Christmas Island itself is an uplifted, composite, reef-carbonate island that has a volcanic core; generally speaking this means that the malignantly formed island surging out of the Indian Ocean is a caver’s paradise.
To the north of the island, south west of Flying Fish Cove, hidden secretly amongst the jagged and battered limestone coastline, lies what almost appears to be an aberration of the mind 3,500 meters in length.
A 'significant cave' known to the local people as the Lost Lake.
It is no easy conquest to journey to the entrance of Lost Lake, the only means of transport is via boat.
Vadose and phreatic waters meet at the caves coastal entrance, from this point it is a seven hour transit across flooded tidal, joint controlled passages and volcanic rocks beneath the plateau until we meet with the phantasmagoria chamber.
1. a sequence of real or imaginary images like that are seen in a dream.
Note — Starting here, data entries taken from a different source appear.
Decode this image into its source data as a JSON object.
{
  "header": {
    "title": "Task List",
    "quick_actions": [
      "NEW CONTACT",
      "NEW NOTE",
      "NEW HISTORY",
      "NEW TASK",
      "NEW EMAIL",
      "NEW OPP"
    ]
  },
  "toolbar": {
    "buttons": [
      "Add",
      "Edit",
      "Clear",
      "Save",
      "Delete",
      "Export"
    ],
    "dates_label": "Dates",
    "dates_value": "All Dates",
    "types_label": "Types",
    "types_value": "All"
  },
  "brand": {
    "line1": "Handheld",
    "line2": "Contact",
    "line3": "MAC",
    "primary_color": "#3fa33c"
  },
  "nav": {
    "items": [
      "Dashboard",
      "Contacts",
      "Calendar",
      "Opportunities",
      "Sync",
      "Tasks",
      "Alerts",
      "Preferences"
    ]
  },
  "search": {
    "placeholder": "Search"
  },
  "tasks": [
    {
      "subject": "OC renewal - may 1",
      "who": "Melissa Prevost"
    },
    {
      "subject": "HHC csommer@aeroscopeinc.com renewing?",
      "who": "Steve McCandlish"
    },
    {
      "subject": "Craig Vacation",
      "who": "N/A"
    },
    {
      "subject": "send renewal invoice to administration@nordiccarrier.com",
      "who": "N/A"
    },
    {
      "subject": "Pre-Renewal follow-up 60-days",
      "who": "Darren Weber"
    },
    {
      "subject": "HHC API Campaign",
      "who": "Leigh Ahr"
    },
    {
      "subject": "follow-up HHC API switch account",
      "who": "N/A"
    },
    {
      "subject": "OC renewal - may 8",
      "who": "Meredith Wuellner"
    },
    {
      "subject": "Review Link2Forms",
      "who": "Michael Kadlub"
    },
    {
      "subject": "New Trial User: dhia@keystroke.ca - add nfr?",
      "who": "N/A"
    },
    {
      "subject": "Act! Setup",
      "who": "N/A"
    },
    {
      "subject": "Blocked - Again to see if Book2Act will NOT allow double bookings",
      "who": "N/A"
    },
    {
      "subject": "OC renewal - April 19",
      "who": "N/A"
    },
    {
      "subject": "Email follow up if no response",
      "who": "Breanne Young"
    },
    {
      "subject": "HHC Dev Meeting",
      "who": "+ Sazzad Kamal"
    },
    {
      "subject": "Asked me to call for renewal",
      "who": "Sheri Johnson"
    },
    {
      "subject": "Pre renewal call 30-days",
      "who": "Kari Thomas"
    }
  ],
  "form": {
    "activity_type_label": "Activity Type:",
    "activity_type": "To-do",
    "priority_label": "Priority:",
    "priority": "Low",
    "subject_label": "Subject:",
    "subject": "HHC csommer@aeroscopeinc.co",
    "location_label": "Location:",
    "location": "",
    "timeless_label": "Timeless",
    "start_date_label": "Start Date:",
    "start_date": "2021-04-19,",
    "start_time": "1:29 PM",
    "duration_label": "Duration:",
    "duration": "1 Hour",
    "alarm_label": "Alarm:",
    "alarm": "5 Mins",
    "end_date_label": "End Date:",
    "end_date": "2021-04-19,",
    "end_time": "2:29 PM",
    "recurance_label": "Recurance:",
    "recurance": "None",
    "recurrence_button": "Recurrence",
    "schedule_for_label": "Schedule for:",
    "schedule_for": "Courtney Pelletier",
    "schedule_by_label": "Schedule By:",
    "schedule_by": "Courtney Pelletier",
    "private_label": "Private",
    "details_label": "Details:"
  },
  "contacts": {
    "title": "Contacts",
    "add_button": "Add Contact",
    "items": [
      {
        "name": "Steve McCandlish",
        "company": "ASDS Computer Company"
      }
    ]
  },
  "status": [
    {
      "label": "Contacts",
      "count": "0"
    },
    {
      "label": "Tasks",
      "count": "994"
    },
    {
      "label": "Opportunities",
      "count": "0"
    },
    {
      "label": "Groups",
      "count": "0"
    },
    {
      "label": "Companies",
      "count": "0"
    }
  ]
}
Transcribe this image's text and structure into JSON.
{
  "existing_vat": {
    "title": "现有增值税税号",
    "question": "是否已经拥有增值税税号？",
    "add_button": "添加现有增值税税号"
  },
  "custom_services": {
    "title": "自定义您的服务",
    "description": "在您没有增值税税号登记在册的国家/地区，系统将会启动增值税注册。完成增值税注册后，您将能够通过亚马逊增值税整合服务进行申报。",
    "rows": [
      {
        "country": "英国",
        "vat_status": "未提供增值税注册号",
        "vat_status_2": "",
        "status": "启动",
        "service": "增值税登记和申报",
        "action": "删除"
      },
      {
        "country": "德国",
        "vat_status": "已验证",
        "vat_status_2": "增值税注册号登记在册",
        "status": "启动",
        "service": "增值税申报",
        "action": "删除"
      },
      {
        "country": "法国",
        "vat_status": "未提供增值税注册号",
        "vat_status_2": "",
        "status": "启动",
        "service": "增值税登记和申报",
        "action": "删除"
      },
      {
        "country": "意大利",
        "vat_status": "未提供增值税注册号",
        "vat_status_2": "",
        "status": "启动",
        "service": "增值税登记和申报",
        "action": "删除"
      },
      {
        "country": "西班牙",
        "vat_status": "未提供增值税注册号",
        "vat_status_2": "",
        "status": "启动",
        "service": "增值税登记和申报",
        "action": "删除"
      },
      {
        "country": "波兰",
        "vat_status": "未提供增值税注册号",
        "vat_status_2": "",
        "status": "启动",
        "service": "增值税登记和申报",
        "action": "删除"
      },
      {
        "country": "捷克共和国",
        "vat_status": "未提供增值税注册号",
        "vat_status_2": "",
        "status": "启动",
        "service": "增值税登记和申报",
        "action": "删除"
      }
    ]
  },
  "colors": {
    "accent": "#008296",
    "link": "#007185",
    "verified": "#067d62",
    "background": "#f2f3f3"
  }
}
"what happened next was a phantasmagoria of horror and mystery"
The phantasmagoria is a large collapse dome chamber with phreatic spongework walls. Crystal lines every surface within the chamber and shimmers radically with light from our head lamps, the refraction of light trick into a kaleidoscopic allusion.
No one person can really know what to expect when setting off on a caving expedition to the centre of Christmas Island, and this could not be more true of the early caving pioneers who first descended into the island heart land. People such as David Powell, Ray Bishop and Les Smith, local speleologists discovered many of the islands cave and sinkholes during the exploration for permanent water sources for the islands growing population. Strangely enough given the high annual rainfall the Island has no permanent surface water source.
Click on the image below to see more images from the Lost Lake Cave.